Robin – The Open Source RPA Language

So this has been making the news headlines in the RPA community a few months ago: https://robin-language.org/

Its a programming language purpose designed for RPA. Not much information is available online at the moment, and it doesn’t seem like many online articles have tried it out, so I’ve gone ahead and actually installed it, and used it to give you all my thoughts.

Robin’s Github Repo

https://github.com/robin-language/robin

There’s no source code at all. It just says “Source code coming soon” as of October 2019. That’s odd for a self proclaimed open source project.

Installation

The installer is a pre-built 101MB Windows .exe file. It installed without any issues on a fresh Win 10 VM. The install folder ends up with 20+ dlls and some random config files.

Spying Applications

One of the first things RPA devs do is to check whether they are able to spy the applications that they need to work with, so here we go!

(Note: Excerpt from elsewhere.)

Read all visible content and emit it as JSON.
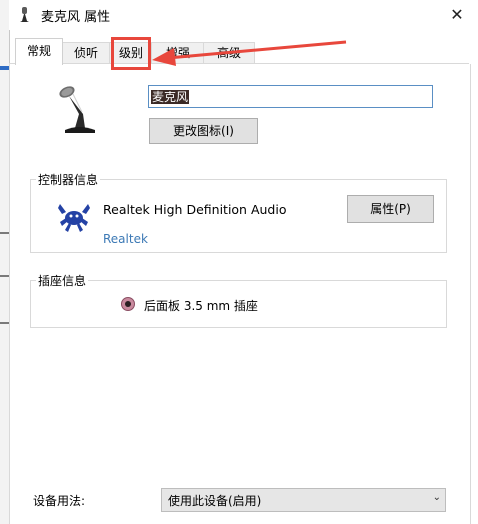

There is a separate spying application called Robin UI Spy. After launching it, you can spy using mouseover on all opened applications, including Windows Explorer itself. As with all spying in RPA products, this sometimes works well depending on how the application was designed. I tried spying Robin’s own website and a lot of things can’t be spied using simple mouseover, including their whole header bar.

Each element that you spy saves a list of attributes (UIA in this case) that you can tweak. No surprise there. It also takes a screen capture and saves that as well. I’m not sure how that image is used but it is worrying, as we all know that the way an application is rendered can vary wildly from one PC to the next.

Once you’ve spied all the elements by mouseover and Ctrl+left mouse click, you can save this “spied application” into an “.appmask file”. Under the hood, it looks like a JSON file. There you can see the entire image of the element embedded in string format.

Creating a Process

There is a text-editor like development environment provided called Robin Editor.

It looks like a reskinned Eclipse or other IDE and this tells me that the target users are software developers/programmers. Reading the language docs (https://robin-language.org/docs/robin-the-rpa-language/) confirms this as well. There’s no way business users will be able to understand stuff like enums, goto’s + labels etc. One of RPA’s great strengths is how it can allow non-techies to contribute to the development of their business processes.

At the same time, there’s no debugging capability, not even breakpoints in the IDE. So I would not call this ready for developers even yet.

I’m still unclear on how you can launch an application if it’s not opened yet. I don’t see anywhere in the docs that refer to this. The Robin Project seems to be built by developers for developers.

Conclusion

This is really a programmer oriented tool. The documentation, debuggins and testing capabilities aren’t there yet to support widespread or even POC use. But I guess give it some time.

There is no indication now of any logging capability for auditing, or orchestration. I have a feeling that you are supposed to code one yourself, as I see references to conditional statements like “if today is Saturday do this” in the examples.

This seems to be something to use when 1. you are a developer and 2. what you want is attended or desktop based automation.